═════ Exercise data
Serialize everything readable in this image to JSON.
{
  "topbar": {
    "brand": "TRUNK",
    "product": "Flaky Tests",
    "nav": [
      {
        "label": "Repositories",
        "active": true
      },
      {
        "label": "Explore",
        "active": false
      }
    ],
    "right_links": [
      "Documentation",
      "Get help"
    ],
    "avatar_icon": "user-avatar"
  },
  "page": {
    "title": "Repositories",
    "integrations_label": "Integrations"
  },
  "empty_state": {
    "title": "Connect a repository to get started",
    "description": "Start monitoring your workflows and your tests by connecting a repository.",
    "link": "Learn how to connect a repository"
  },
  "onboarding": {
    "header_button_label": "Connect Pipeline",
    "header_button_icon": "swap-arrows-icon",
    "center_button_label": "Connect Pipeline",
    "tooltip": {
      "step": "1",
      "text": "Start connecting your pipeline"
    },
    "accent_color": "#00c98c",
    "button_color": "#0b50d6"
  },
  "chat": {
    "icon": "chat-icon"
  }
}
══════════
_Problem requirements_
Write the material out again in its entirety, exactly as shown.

_Result of this task_
Serialize everything readable in this image to JSON.
{
  "topbar": {
    "brand": "TRUNK",
    "product": "Flaky Tests",
    "nav": [
      {
        "label": "Repositories",
        "active": true
      },
      {
        "label": "Explore",
        "active": false
      }
    ],
    "right_links": [
      "Documentation",
      "Get help"
    ],
    "avatar_icon": "user-avatar"
  },
  "page": {
    "title": "Repositories",
    "integrations_label": "Integrations"
  },
  "empty_state": {
    "title": "Connect a repository to get started",
    "description": "Start monitoring your workflows and your tests by connecting a repository.",
    "link": "Learn how to connect a repository"
  },
  "onboarding": {
    "header_button_label": "Connect Pipeline",
    "header_button_icon": "swap-arrows-icon",
    "center_button_label": "Connect Pipeline",
    "tooltip": {
      "step": "1",
      "text": "Start connecting your pipeline"
    },
    "accent_color": "#00c98c",
    "button_color": "#0b50d6"
  },
  "chat": {
    "icon": "chat-icon"
  }
}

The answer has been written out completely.